I was recently asked to review a complex business proposal that contained – supposedly – an elevator pitch.
It came with a plea for help – the writer was struggling to cut it down from a page and a half, to a page, and I had to explain, as kindly as possible, that there was a fundamental problem.
An elevator pitch is not just a shorter, or more succinct version of your narrative. It is literally a summary short enough to tell someone as you ride from one floor to another in a lift – which means you have 20 to 30 seconds. At an average rate of two spoken words per second, that means you have 40 to 60 words.

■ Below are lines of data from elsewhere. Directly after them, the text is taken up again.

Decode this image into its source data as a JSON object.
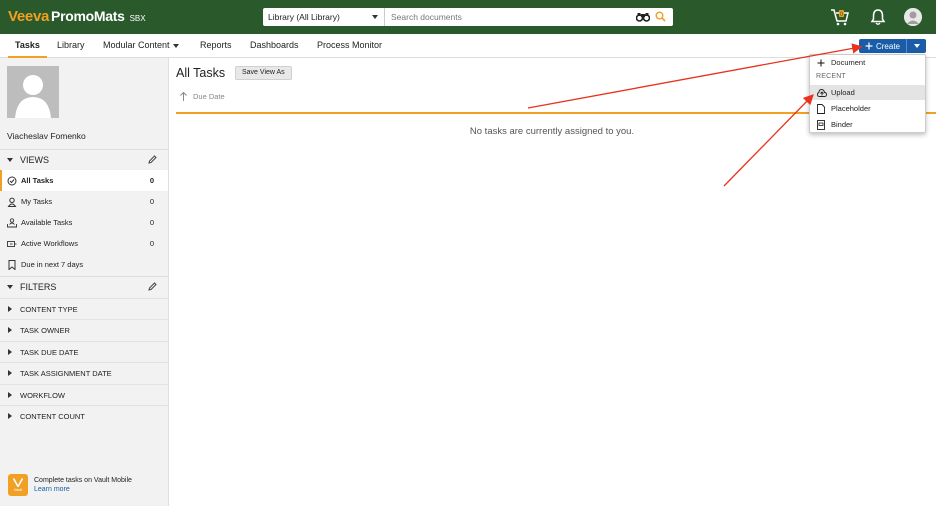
{
  "app": {
    "brand": "Veeva",
    "product": "PromoMats",
    "env": "SBX"
  },
  "search": {
    "scope": "Library (All Library)",
    "placeholder": "Search documents"
  },
  "header": {
    "cart_count": "0"
  },
  "nav": {
    "tabs": [
      {
        "label": "Tasks",
        "active": true
      },
      {
        "label": "Library"
      },
      {
        "label": "Modular Content"
      },
      {
        "label": "Reports"
      },
      {
        "label": "Dashboards"
      },
      {
        "label": "Process Monitor"
      }
    ],
    "create_label": "Create"
  },
  "create_menu": {
    "new_document": "Document",
    "recent_header": "RECENT",
    "items": [
      "Upload",
      "Placeholder",
      "Binder"
    ],
    "highlighted": "Upload"
  },
  "sidebar": {
    "user_name": "Viacheslav Fomenko",
    "views_header": "VIEWS",
    "views": [
      {
        "label": "All Tasks",
        "count": "0",
        "icon": "check-circle-icon",
        "active": true
      },
      {
        "label": "My Tasks",
        "count": "0",
        "icon": "person-icon"
      },
      {
        "label": "Available Tasks",
        "count": "0",
        "icon": "people-tray-icon"
      },
      {
        "label": "Active Workflows",
        "count": "0",
        "icon": "workflow-icon"
      },
      {
        "label": "Due in next 7 days",
        "count": "",
        "icon": "bookmark-icon"
      }
    ],
    "filters_header": "FILTERS",
    "filters": [
      "CONTENT TYPE",
      "TASK OWNER",
      "TASK DUE DATE",
      "TASK ASSIGNMENT DATE",
      "WORKFLOW",
      "CONTENT COUNT"
    ],
    "mobile_line1": "Complete tasks on Vault Mobile",
    "mobile_link": "Learn more",
    "mobile_logo_text": "Vault"
  },
  "main": {
    "title": "All Tasks",
    "save_view": "Save View As",
    "column": "Due Date",
    "empty_message": "No tasks are currently assigned to you."
  },
  "colors": {
    "header_bg": "#2a5a2c",
    "accent": "#f0a023",
    "primary": "#1a5ca8",
    "annotation": "#e8321e"
  }
}
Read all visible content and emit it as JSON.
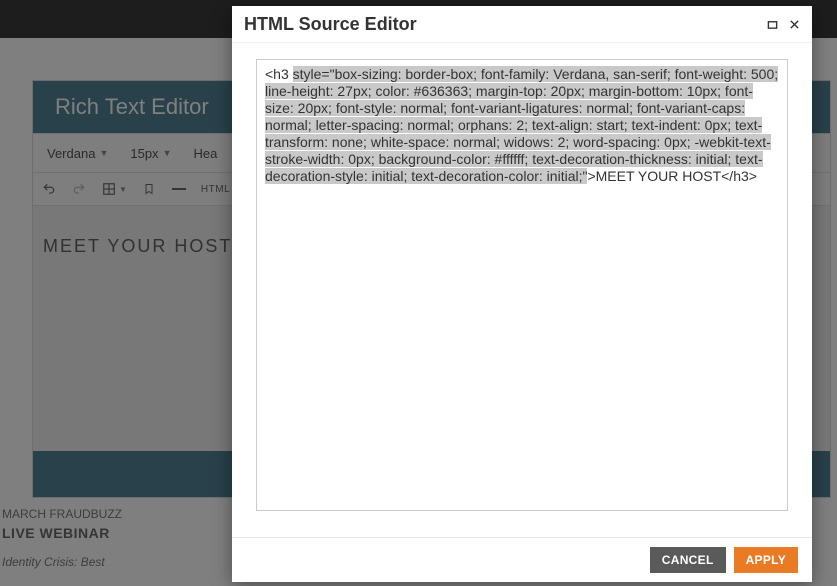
{
  "editor": {
    "title": "Rich Text Editor",
    "font_dropdown": "Verdana",
    "size_dropdown": "15px",
    "style_dropdown": "Hea",
    "content_text": "MEET YOUR HOST",
    "html_label": "HTML"
  },
  "background": {
    "line1": "MARCH FRAUDBUZZ",
    "line2": "LIVE WEBINAR",
    "line3": "Identity Crisis: Best"
  },
  "modal": {
    "title": "HTML Source Editor",
    "source_prefix": "<h3 ",
    "source_highlighted": "style=\"box-sizing: border-box; font-family: Verdana, san-serif; font-weight: 500; line-height: 27px; color: #636363; margin-top: 20px; margin-bottom: 10px; font-size: 20px; font-style: normal; font-variant-ligatures: normal; font-variant-caps: normal; letter-spacing: normal; orphans: 2; text-align: start; text-indent: 0px; text-transform: none; white-space: normal; widows: 2; word-spacing: 0px; -webkit-text-stroke-width: 0px; background-color: #ffffff; text-decoration-thickness: initial; text-decoration-style: initial; text-decoration-color: initial;\"",
    "source_suffix": ">MEET YOUR HOST</h3>",
    "buttons": {
      "cancel": "CANCEL",
      "apply": "APPLY"
    }
  }
}
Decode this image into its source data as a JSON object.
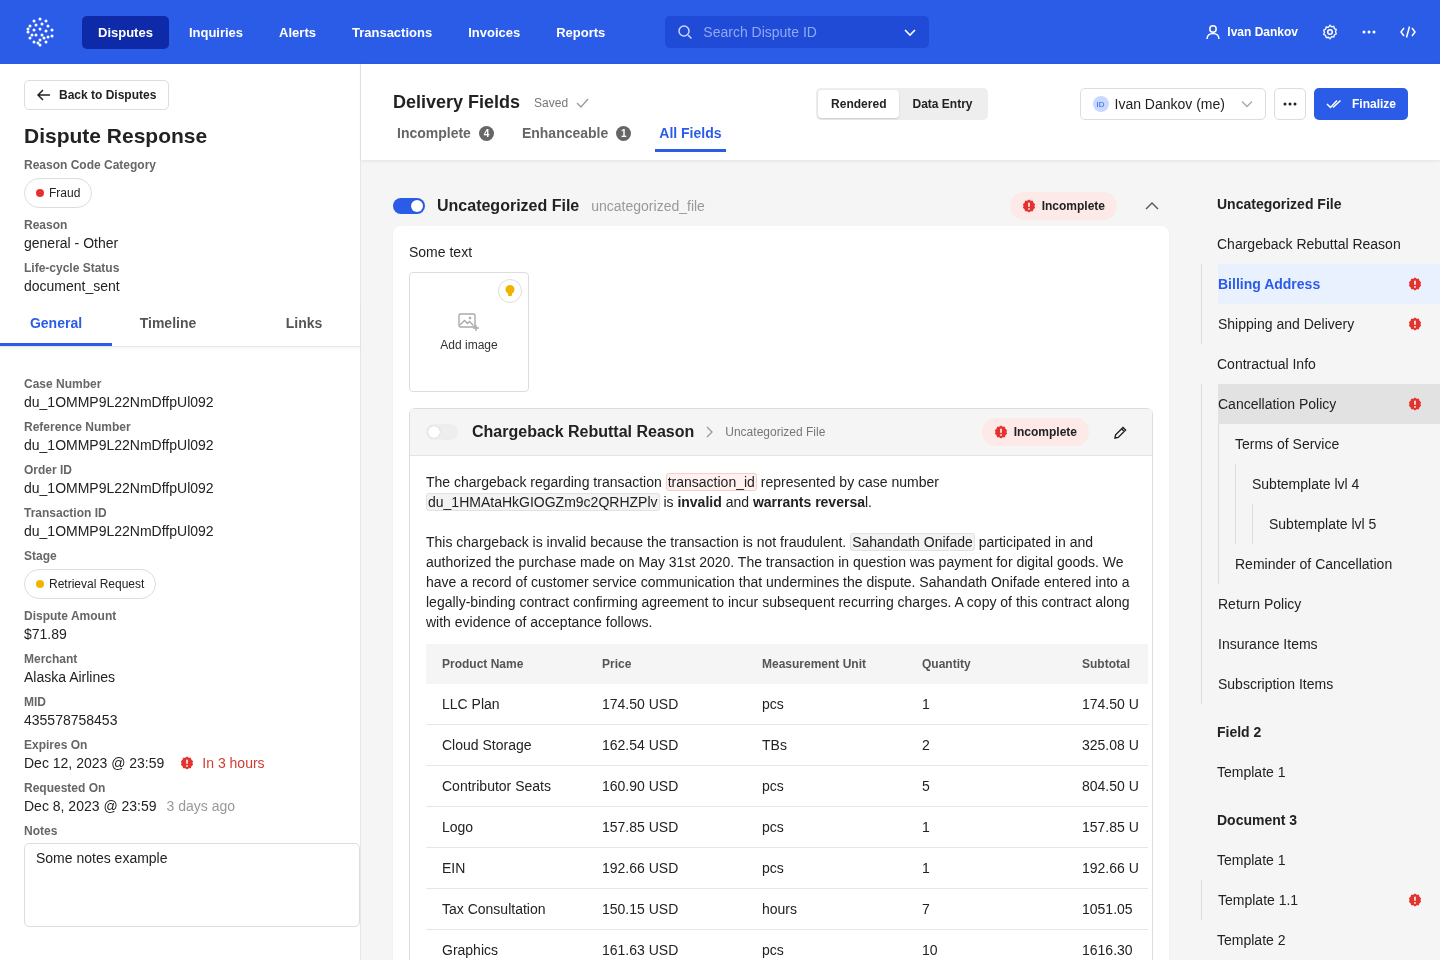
{
  "nav": {
    "items": [
      {
        "label": "Disputes",
        "selected": true
      },
      {
        "label": "Inquiries",
        "selected": false
      },
      {
        "label": "Alerts",
        "selected": false
      },
      {
        "label": "Transactions",
        "selected": false
      },
      {
        "label": "Invoices",
        "selected": false
      },
      {
        "label": "Reports",
        "selected": false
      }
    ],
    "search": {
      "placeholder": "Search Dispute ID"
    },
    "user": "Ivan Dankov"
  },
  "left": {
    "back": "Back to Disputes",
    "title": "Dispute Response",
    "top_fields": [
      {
        "label": "Reason Code Category",
        "value": "Fraud",
        "kind": "pill",
        "color": "#e5322d"
      },
      {
        "label": "Reason",
        "value": "general - Other",
        "kind": "text"
      },
      {
        "label": "Life-cycle Status",
        "value": "document_sent",
        "kind": "text"
      }
    ],
    "tabs": [
      {
        "label": "General",
        "selected": true
      },
      {
        "label": "Timeline",
        "selected": false
      },
      {
        "label": "Links",
        "selected": false
      }
    ],
    "fields": [
      {
        "label": "Case Number",
        "value": "du_1OMMP9L22NmDffpUl092",
        "kind": "text"
      },
      {
        "label": "Reference Number",
        "value": "du_1OMMP9L22NmDffpUl092",
        "kind": "text"
      },
      {
        "label": "Order ID",
        "value": "du_1OMMP9L22NmDffpUl092",
        "kind": "text"
      },
      {
        "label": "Transaction ID",
        "value": "du_1OMMP9L22NmDffpUl092",
        "kind": "text"
      },
      {
        "label": "Stage",
        "value": "Retrieval Request",
        "kind": "pill",
        "color": "#f0b400"
      },
      {
        "label": "Dispute Amount",
        "value": "$71.89",
        "kind": "text"
      },
      {
        "label": "Merchant",
        "value": "Alaska Airlines",
        "kind": "text"
      },
      {
        "label": "MID",
        "value": "435578758453",
        "kind": "text"
      },
      {
        "label": "Expires On",
        "value": "Dec 12, 2023 @ 23:59",
        "kind": "alert",
        "note": "In 3 hours"
      },
      {
        "label": "Requested On",
        "value": "Dec 8, 2023 @ 23:59",
        "kind": "muted",
        "note": "3 days ago"
      }
    ],
    "notes": {
      "label": "Notes",
      "value": "Some notes example"
    }
  },
  "header": {
    "title": "Delivery Fields",
    "status": "Saved",
    "tabs": [
      {
        "label": "Incomplete",
        "count": "4",
        "selected": false
      },
      {
        "label": "Enhanceable",
        "count": "1",
        "selected": false
      },
      {
        "label": "All Fields",
        "selected": true
      }
    ],
    "view": [
      {
        "label": "Rendered",
        "selected": true
      },
      {
        "label": "Data Entry",
        "selected": false
      }
    ],
    "assignee": {
      "initials": "ID",
      "name": "Ivan Dankov (me)"
    },
    "finalize": "Finalize"
  },
  "section": {
    "enabled": true,
    "title": "Uncategorized File",
    "key": "uncategorized_file",
    "status": "Incomplete",
    "intro": "Some text",
    "add_image": "Add image",
    "field": {
      "enabled": false,
      "title": "Chargeback Rebuttal Reason",
      "crumb": "Uncategorized File",
      "status": "Incomplete",
      "paragraphs": [
        [
          {
            "kind": "plain",
            "text": "The chargeback regarding transaction "
          },
          {
            "kind": "variable",
            "text": "transaction_id"
          },
          {
            "kind": "plain",
            "text": " represented by case number "
          },
          {
            "kind": "value",
            "text": "du_1HMAtaHkGIOGZm9c2QRHZPlv"
          },
          {
            "kind": "plain",
            "text": " is **invalid** and **warrants reversa**l."
          }
        ],
        [
          {
            "kind": "plain",
            "text": "This chargeback is invalid because the transaction is not fraudulent. "
          },
          {
            "kind": "value",
            "text": "Sahandath Onifade"
          },
          {
            "kind": "plain",
            "text": " participated in and authorized the purchase made on May 31st 2020. The transaction in question was payment for digital goods. We have a record of customer service communication that undermines the dispute. Sahandath Onifade entered into a legally-binding contract confirming agreement to incur subsequent recurring charges. A copy of this contract along with evidence of acceptance follows."
          }
        ]
      ],
      "table": {
        "columns": [
          "Product Name",
          "Price",
          "Measurement Unit",
          "Quantity",
          "Subtotal"
        ],
        "rows": [
          [
            "LLC Plan",
            "174.50 USD",
            "pcs",
            "1",
            "174.50 U"
          ],
          [
            "Cloud Storage",
            "162.54 USD",
            "TBs",
            "2",
            "325.08 U"
          ],
          [
            "Contributor Seats",
            "160.90 USD",
            "pcs",
            "5",
            "804.50 U"
          ],
          [
            "Logo",
            "157.85 USD",
            "pcs",
            "1",
            "157.85 U"
          ],
          [
            "EIN",
            "192.66 USD",
            "pcs",
            "1",
            "192.66 U"
          ],
          [
            "Tax Consultation",
            "150.15 USD",
            "hours",
            "7",
            "1051.05"
          ],
          [
            "Graphics",
            "161.63 USD",
            "pcs",
            "10",
            "1616.30"
          ]
        ]
      }
    }
  },
  "outline": {
    "sections": [
      {
        "title": "Uncategorized File",
        "items": [
          {
            "label": "Chargeback Rebuttal Reason",
            "selected": false,
            "error": false,
            "hovered": false,
            "children": [
              {
                "label": "Billing Address",
                "selected": true,
                "error": true,
                "hovered": false
              },
              {
                "label": "Shipping and Delivery",
                "selected": false,
                "error": true,
                "hovered": false
              }
            ]
          },
          {
            "label": "Contractual Info",
            "selected": false,
            "error": false,
            "hovered": false,
            "children": [
              {
                "label": "Cancellation Policy",
                "selected": false,
                "error": true,
                "hovered": true,
                "children": [
                  {
                    "label": "Terms of Service",
                    "selected": false,
                    "error": false,
                    "hovered": false,
                    "children": [
                      {
                        "label": "Subtemplate lvl 4",
                        "selected": false,
                        "error": false,
                        "hovered": false,
                        "children": [
                          {
                            "label": "Subtemplate lvl 5",
                            "selected": false,
                            "error": false,
                            "hovered": false
                          }
                        ]
                      }
                    ]
                  },
                  {
                    "label": "Reminder of Cancellation",
                    "selected": false,
                    "error": false,
                    "hovered": false
                  }
                ]
              },
              {
                "label": "Return Policy",
                "selected": false,
                "error": false,
                "hovered": false
              },
              {
                "label": "Insurance Items",
                "selected": false,
                "error": false,
                "hovered": false
              },
              {
                "label": "Subscription Items",
                "selected": false,
                "error": false,
                "hovered": false
              }
            ]
          }
        ]
      },
      {
        "title": "Field 2",
        "items": [
          {
            "label": "Template 1",
            "selected": false,
            "error": false,
            "hovered": false
          }
        ]
      },
      {
        "title": "Document 3",
        "items": [
          {
            "label": "Template 1",
            "selected": false,
            "error": false,
            "hovered": false,
            "children": [
              {
                "label": "Template 1.1",
                "selected": false,
                "error": true,
                "hovered": false
              }
            ]
          },
          {
            "label": "Template 2",
            "selected": false,
            "error": false,
            "hovered": false
          }
        ]
      }
    ]
  }
}
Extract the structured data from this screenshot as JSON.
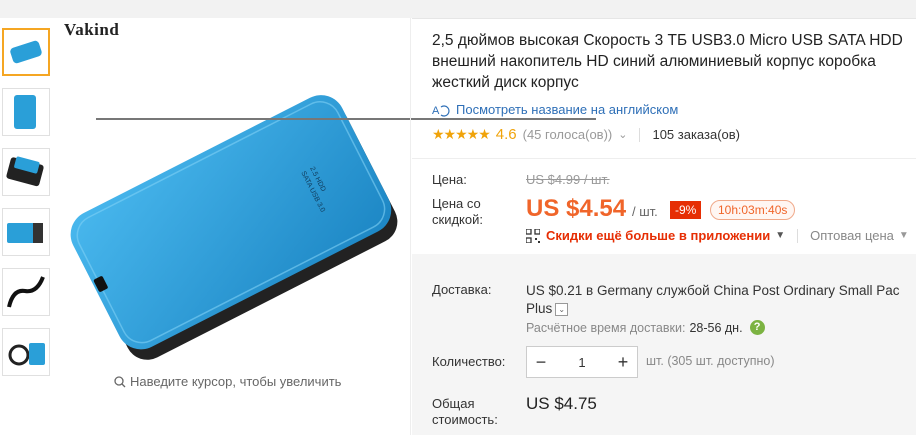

That’s a few lines on a page, not a page or more.
So you have two options – don’t call it an elevator pitch, or get very, very clear about what your most important message is. That’s what an elevator pitch is for.